Remote split-operations consist of launching a drone via line-of-sight operations from one location, and controlling the aircraft remotely from a mission control element that is operated at another location beyond line-of-site.

Officials will begin conducting evaluations of Eglin, covering a range of operational and facility issues. Based on the results of these efforts, officials expect to announce the preferred alternative before the summer's end.

NASA paid tribute to Roy S. Estess, the late director of John C. Stennis Space Center in Miss., by naming a building in his memory and establishing an annual public service leadership award in his name.

Estess, a Mississippi native and graduate of Mississippi State University, served as director of Stennis Space Center from 1989 to 2002. He earned a reputation as an agency pioneer, as well as a mentor and coach to many who later led or still lead throughout NASA.

"His legacy will not be forgotten," Stennis Director Patrick Scheuermann said during a May 2 ceremony at the south Mississippi facility.

- NASA has awarded five sole source contracts to Aerospace Corp. of El Segundo, Calif., for specialized engineering, evaluation and test services. These five contracts will support eight NASA centers, including John C. Stennis Space Center, Miss., and have a total maximum value of $658.25 million.

Northwest Florida Regional Airport at Eglin Air Force Base/Valparaiso will spend more than a half-million dollars to market Vision Airlines in its five newest destinations. The $550,000 will pay for billboard, newspaper and television advertising for the new flights to and from Las Vegas, St. Louis, Fort Lauderdale, Memphis, Tenn., and Lafayette, La. The flights are scheduled to start the week of June 1.

Blue Angels
The Navy's Blue Angels flight demonstration team performed over Florida's Pensacola Bay during the week in commemoration of the centennial of naval aviation. The performances were Tuesday and Wednesday. There were also vintage aircraft fly-bys and various other flight demonstrations during the two-day event.

Tidbits from other fields
Shipbuilding: The Army has transferred to the Navy all five of its Joint High Speel Vessels. Initially the program was envisioned to have five of the first 10 JHSVs assigned to the Army, with the Navy getting the rest. Both services agreed in December 2010 to assign them all to the Navy. The ships are built by Austal USA in Mobile, Ala.

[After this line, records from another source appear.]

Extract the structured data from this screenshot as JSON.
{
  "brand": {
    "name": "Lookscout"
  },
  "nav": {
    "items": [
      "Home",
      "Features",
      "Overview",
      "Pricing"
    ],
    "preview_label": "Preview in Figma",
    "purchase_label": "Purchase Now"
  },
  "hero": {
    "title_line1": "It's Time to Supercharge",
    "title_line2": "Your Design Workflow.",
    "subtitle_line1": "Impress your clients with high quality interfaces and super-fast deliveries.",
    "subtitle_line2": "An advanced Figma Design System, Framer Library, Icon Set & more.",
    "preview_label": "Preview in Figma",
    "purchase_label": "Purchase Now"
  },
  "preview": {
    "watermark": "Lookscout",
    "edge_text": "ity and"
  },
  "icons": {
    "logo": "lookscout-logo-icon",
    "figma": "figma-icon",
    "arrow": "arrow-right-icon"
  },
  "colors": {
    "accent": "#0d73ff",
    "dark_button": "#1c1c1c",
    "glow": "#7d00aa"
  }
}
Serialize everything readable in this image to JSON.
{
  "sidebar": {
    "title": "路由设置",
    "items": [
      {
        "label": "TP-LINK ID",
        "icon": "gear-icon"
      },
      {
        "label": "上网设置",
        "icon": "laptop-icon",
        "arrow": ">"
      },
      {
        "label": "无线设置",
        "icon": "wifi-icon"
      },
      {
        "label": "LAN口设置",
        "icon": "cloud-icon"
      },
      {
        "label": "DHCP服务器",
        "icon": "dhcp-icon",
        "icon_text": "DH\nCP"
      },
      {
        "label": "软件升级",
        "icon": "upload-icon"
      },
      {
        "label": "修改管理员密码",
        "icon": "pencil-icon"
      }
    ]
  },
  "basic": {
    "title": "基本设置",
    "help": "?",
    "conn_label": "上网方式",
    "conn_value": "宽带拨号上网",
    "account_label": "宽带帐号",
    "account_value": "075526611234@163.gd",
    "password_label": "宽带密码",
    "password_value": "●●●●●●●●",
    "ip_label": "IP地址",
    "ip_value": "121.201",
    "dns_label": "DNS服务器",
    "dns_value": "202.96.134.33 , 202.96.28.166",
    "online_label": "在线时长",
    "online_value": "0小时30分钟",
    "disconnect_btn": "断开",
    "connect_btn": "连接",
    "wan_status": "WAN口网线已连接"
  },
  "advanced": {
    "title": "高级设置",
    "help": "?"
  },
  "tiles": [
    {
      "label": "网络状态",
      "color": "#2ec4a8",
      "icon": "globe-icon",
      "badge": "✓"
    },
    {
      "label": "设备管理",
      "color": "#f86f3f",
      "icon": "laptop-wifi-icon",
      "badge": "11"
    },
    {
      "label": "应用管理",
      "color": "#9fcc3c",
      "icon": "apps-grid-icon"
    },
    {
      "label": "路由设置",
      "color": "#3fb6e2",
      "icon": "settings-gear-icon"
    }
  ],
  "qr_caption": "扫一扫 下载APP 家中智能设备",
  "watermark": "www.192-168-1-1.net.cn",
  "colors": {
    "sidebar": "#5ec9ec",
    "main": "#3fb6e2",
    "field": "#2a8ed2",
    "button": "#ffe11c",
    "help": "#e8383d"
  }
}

Marine science: The Army Corps of Engineers plans to open the Bonnet Carre Spillway Monday, sending fresh water through Lake Pontchartrain then into the Gulf of Mexico because of the rising Mississippi River. One concern, in addition to the impact on marine life, is it could impact the oil spill research.